One of my favorite aspects of summer is the wild riot of herbs that grow happily in our courtyard. I use them in savory dishes, but my true love is incorporating them into cocktails, baked goods, and ice cream. I also like to make infused syrups with them. It's an incredibly simple process, but the resulting syrup will keep in the refrigerator for up to three months, just about taking you through the end of summer.
You can add the flavored syrups to sparkling water to create herbal sodas, flavor and sweeten iced tea and lemonade, toss with fresh berries, brush onto a pound or sponge cake, or use to elevate simple cocktails. I keep them bottled and labeled, ready for spur-of-the-moment inspiration - which is exactly the way I think summer living should be - easy and spontaneous.
There's no real rule to the ratio of herbs to sugar and water, but for the best results, harvest your herbs just before making the syrups. If you're using herbs from the grocery, you may need to add a few more sprigs to get a concentrated flavor. But to set you off on your exploration, here are the basic guidelines that I follow for the more common herbs. I've also included a couple of extras, lavender and fig leaf. The lavender I cheat and buy dried from good markets, and the fig leaf isn't an herb, but the syrup is made in almost the same way. I figure while you're at it, why not try whatever you can find in the garden!
Add 1 cup sugar and 3/4 cup water to a saucepan and bring just to a boil, stirring to dissolve sugar. Turn off the heat, add the chosen herb (pushing the sprigs under the liquid), cover the pot and let steep until cool. Strain the syrup into an airtight container and store in the refrigerator for up to 3 months.
General guidelines for ratio of herbs to 1 cup sugar/3/4 cup water (increase as desired):
- Basil: Four 4-inch sprigs
- Lemon Verbena: Six 4-inch sprigs
- Mint: Eight 4-inch sprigs
- Rosemary: Two or three 4-inch sprigs
- Sage: Two or three 4-inch sprigs
- Tarragon: Six 4-inch sprigs
- English Thyme: Six 3-inch sprigs
- Lavender: 1-1 1/2 teaspoons dried buds (culinary lavender, found in better grocery stores)
- Fig Leaf: 8 fresh fig leaves, approximately 5 inches in length, 1 1/2 cups sugar, 1 1/2 cups water
I use a slightly different process for this one. Wash and dry your leaves, and cut off stems. Bring the water and sugar to a rolling boil, then add the leaves and let the mixture simmer for 15-20 minutes. Turn off the heat, cover, and let it cool. Remove leaves, pressing on them with a spoon to extract any additional syrup.

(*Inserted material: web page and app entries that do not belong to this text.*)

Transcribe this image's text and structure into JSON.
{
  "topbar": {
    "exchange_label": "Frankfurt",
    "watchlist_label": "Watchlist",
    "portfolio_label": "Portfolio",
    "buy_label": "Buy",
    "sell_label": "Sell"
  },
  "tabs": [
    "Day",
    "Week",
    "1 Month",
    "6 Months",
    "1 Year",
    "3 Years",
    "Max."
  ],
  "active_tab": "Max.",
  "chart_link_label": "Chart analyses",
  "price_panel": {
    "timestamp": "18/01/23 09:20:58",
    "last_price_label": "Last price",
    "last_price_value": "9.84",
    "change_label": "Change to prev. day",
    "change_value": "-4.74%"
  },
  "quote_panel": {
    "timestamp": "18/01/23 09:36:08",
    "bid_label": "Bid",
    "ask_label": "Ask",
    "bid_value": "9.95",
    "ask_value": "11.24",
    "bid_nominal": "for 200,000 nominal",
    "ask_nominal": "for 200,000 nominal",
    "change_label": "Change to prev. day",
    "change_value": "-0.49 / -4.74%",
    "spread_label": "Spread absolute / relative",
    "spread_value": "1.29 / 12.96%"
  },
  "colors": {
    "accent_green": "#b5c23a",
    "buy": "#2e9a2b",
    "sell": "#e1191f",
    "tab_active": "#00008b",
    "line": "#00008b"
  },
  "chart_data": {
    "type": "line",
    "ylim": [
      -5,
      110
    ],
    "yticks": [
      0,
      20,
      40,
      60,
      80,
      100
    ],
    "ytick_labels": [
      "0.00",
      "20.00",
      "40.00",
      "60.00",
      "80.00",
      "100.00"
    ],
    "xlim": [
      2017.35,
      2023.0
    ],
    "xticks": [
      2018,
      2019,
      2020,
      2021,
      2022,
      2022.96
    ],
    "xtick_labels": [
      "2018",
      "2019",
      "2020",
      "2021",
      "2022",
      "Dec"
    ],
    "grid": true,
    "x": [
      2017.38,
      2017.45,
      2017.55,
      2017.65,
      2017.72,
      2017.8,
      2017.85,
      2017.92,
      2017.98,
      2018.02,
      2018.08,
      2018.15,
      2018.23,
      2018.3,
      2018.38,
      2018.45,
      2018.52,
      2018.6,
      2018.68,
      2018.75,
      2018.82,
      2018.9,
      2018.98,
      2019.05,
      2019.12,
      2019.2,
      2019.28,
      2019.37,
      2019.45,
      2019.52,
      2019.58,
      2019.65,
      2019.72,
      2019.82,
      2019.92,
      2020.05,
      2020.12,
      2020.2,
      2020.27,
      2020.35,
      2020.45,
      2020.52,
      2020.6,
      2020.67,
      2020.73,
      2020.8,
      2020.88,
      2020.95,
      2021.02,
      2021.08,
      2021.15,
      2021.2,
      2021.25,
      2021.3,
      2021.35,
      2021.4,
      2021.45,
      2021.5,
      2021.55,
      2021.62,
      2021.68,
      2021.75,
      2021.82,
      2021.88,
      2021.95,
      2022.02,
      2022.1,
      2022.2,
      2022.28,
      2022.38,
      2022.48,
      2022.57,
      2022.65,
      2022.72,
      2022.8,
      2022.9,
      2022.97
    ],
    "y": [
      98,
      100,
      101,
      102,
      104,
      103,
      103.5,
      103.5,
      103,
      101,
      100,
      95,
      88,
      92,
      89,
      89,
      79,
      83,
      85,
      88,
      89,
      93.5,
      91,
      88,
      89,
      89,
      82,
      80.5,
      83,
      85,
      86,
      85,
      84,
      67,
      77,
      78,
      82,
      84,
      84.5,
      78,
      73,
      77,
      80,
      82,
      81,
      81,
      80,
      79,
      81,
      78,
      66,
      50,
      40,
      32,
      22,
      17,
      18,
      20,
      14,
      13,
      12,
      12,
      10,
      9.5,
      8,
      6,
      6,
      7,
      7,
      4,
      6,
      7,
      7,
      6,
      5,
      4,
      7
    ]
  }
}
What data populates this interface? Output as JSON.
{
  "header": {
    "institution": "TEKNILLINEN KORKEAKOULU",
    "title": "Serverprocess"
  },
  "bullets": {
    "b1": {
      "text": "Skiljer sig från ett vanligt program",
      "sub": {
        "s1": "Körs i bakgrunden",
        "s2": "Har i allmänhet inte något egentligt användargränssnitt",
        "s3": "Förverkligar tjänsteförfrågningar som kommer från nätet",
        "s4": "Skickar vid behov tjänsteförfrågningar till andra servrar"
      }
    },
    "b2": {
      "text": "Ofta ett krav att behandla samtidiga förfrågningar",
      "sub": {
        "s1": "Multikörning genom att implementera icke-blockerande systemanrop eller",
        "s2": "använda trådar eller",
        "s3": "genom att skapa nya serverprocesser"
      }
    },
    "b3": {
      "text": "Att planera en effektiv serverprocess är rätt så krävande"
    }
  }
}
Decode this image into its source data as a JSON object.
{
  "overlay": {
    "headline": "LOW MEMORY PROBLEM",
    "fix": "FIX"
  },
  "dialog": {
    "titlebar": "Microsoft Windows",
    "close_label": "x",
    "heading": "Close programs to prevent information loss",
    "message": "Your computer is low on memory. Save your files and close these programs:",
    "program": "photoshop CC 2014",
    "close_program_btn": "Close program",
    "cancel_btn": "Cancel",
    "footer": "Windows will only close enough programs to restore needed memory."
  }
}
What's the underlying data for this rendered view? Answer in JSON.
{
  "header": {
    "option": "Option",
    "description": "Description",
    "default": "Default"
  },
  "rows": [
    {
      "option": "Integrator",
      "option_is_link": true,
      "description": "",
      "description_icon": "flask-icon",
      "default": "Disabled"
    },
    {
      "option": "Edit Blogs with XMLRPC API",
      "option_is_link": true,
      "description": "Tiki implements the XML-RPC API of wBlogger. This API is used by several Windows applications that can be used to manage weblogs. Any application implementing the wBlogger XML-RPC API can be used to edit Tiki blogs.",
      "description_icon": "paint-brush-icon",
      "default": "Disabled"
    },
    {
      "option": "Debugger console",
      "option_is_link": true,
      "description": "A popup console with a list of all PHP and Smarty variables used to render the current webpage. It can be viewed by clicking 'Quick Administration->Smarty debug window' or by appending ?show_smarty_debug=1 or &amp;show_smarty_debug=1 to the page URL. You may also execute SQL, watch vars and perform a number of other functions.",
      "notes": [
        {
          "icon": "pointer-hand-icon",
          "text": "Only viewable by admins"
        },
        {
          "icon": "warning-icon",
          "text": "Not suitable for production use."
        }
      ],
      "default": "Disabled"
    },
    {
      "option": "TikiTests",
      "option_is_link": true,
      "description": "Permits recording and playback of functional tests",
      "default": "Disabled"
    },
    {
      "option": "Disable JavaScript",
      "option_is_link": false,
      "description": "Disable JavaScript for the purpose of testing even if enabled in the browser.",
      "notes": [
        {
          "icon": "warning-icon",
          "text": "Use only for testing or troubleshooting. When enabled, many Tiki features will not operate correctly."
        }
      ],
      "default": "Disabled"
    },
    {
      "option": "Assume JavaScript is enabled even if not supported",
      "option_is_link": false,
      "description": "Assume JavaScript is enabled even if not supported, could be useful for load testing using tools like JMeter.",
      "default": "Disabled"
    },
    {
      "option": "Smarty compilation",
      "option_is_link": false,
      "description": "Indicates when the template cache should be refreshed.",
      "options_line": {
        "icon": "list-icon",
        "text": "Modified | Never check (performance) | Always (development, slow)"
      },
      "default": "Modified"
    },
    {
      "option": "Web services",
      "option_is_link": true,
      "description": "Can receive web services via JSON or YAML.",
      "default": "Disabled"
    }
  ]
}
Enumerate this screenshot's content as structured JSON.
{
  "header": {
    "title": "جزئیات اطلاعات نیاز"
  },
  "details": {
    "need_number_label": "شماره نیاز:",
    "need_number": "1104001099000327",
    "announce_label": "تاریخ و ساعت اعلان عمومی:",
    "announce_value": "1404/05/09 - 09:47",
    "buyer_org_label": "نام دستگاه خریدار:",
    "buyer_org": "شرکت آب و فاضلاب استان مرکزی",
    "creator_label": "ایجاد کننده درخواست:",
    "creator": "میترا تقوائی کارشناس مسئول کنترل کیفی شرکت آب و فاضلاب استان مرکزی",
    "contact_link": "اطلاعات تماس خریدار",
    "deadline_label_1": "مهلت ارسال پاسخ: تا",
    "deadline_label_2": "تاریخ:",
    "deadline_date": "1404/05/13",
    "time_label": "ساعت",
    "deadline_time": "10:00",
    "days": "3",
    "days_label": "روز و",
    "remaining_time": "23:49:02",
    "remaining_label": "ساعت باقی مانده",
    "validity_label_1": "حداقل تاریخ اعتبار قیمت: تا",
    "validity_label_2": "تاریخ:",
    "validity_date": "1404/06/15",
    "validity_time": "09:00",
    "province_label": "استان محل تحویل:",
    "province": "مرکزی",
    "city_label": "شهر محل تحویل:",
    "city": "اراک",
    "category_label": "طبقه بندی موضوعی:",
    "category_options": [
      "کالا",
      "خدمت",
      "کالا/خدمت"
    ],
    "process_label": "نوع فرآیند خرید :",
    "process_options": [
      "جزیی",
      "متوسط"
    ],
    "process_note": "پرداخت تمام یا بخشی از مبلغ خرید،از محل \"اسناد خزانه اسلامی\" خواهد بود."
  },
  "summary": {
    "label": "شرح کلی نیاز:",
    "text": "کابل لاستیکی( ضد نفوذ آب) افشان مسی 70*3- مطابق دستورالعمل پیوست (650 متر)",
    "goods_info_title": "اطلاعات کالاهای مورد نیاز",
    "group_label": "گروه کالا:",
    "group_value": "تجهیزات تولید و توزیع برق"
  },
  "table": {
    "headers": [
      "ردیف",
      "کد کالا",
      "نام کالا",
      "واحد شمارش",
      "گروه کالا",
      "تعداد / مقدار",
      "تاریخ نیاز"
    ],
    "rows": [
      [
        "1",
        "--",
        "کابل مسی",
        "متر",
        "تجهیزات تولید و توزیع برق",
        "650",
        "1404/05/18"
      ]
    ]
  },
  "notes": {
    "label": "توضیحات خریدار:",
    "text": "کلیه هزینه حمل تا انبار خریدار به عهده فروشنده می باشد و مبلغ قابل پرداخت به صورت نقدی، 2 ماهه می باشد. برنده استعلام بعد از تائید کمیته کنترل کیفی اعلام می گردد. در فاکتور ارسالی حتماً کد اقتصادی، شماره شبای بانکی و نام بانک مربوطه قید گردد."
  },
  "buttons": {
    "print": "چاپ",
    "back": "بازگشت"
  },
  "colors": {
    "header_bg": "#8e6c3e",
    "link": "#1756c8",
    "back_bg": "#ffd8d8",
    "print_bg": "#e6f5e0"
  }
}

Sparkling Herb Sodas: In a glass, mix 2 - 4 tablespoons of herb infused syrup, a tablespoon of freshly squeezed lemon juice, and a few ounces of sparkling mineral water or club soda. Add ice cubes, stir well. Top with more sparkling water, if needed, and stir again. Garnish with an herb sprig.
Cocktail Ideas: If you Google herbal cocktails you'll come up with all kinds of combinations. But in the interest of simplicity, start small. Add a little rosemary or thyme syrup to gin (or vodka) with grapefruit juice, sage or lemon verbena to a gin and tonic, fig leaf to gin and pineapple juice, lavender to any lemon based cocktail or a margarita, mint to your favorite margarita recipe, etc.
I found this link to pairing herbs with fruit which may be helpful as well. But bottom line - Experiment and have fun!